Taxes Blog

Finance Blogs » Taxes » Deducting reward point donations

Deducting reward point donations

By Kay Bell · Bankrate.com
Tuesday, August 31, 2010
Posted: 10 am ET

The IRS has determined that credit card rebates donated to charitable groups are OK and, more importantly to the giver, are tax deductible as long as the gifts comply with the tax law concerning donations.

That means that the donated reward amounts must go to qualified organizations, be made in the tax year for which the donation is claimed and be substantiated.

The Wall Street Journal reports that Discover Financial Services has six charitable partners and that its cardholders contributed more than $3 million of cash rewards to Haitian earthquake relief. Citizens Financial Group, says the newspaper, lets its cardholders use their rewards to make donations in $50 increments to more than 100 tax-exempt groups.

A nice additional piece of information in the letter ruling is that the IRS reaffirms that credit card rewards are rebates -- not income. As such, the rebate amounts, whether donated to a charity or kept by the cardholder, are not counted as income and therefore, aren't taxable.

And just to be clear, this is a private letter ruling. That means it technically applies only to the taxpayer who asked the IRS for a ruling on one taxpayer's particular situation.
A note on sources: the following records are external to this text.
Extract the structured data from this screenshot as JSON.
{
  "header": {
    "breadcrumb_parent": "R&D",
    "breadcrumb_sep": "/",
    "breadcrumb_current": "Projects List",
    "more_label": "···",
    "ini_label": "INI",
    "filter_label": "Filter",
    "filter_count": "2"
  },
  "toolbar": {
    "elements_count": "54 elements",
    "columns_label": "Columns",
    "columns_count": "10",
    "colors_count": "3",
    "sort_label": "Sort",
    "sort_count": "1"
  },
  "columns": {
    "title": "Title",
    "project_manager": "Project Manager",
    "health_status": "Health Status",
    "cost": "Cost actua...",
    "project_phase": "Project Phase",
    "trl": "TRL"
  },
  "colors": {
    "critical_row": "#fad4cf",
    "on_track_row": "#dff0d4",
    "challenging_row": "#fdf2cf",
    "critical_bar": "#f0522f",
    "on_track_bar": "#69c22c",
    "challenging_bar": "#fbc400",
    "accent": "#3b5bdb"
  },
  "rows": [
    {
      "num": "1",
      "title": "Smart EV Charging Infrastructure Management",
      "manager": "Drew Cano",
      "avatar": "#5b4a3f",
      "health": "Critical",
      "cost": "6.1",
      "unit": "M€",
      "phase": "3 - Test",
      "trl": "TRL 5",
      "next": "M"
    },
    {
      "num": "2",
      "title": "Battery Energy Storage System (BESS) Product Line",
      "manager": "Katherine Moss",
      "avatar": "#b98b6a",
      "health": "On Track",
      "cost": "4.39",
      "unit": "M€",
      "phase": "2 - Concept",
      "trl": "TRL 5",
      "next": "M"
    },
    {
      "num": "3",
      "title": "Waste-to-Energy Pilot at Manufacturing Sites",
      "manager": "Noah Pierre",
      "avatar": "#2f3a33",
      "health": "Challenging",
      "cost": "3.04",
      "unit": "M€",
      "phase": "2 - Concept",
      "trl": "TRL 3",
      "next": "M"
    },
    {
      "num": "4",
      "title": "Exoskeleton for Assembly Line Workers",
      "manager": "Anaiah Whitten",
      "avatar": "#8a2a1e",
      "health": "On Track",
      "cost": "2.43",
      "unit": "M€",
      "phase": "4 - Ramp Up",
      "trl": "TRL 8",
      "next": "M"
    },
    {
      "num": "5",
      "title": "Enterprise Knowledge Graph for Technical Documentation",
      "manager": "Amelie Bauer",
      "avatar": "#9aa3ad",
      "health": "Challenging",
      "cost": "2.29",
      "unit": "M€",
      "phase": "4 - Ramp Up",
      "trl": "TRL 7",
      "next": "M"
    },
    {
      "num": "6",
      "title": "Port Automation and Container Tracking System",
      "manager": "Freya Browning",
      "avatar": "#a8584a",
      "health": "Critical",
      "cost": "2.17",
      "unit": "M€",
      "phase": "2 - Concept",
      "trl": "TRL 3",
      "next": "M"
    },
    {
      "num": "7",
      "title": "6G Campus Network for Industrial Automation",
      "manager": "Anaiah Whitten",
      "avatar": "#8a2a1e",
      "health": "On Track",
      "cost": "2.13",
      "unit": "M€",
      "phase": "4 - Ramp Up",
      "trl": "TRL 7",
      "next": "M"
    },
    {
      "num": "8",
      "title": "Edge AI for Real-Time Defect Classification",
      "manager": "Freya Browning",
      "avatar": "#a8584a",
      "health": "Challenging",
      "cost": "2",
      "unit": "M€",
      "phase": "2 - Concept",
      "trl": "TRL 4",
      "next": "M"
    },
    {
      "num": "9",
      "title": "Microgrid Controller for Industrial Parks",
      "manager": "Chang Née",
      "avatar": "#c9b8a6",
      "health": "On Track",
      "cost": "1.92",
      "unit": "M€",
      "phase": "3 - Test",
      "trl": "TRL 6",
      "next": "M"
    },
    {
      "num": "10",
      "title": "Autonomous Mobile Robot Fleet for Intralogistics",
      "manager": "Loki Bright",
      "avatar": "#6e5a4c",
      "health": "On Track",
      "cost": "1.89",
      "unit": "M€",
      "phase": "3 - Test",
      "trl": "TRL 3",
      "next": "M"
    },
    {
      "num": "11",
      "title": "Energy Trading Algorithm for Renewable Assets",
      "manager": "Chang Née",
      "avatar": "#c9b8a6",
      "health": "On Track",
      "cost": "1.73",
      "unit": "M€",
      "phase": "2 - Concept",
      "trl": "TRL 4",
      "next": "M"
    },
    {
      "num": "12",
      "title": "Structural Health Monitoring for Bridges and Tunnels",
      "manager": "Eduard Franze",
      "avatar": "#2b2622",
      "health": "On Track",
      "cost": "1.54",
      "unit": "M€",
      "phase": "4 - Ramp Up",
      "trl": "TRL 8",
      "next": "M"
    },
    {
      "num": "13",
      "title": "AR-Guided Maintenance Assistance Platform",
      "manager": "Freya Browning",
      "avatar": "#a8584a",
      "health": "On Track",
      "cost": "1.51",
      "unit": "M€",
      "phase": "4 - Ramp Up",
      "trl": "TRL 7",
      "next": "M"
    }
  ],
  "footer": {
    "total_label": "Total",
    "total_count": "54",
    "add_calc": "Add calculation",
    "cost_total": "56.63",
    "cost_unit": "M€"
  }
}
However, these rulings are typically seen as a good indicator of IRS thinking on broader tax issues.

Do you have a credit card that pays you cash rewards? Have you ever donated those rewards to a charity? Would you consider doing so now that you know you can deduct the donation?

«
»
Bankrate wants to hear from you and encourages comments. We ask that you stay on topic, respect other people's opinions, and avoid profanity, offensive statements, and illegal content. Please keep in mind that we reserve the right to (but are not obligated to) edit or delete your comments. Please avoid posting private or confidential information, and also keep in mind that anything you post may be disclosed, published, transmitted or reused.

By submitting a post, you agree to be bound by Bankrate's terms of use. Please refer to Bankrate's privacy policy for more information regarding Bankrate's privacy practices.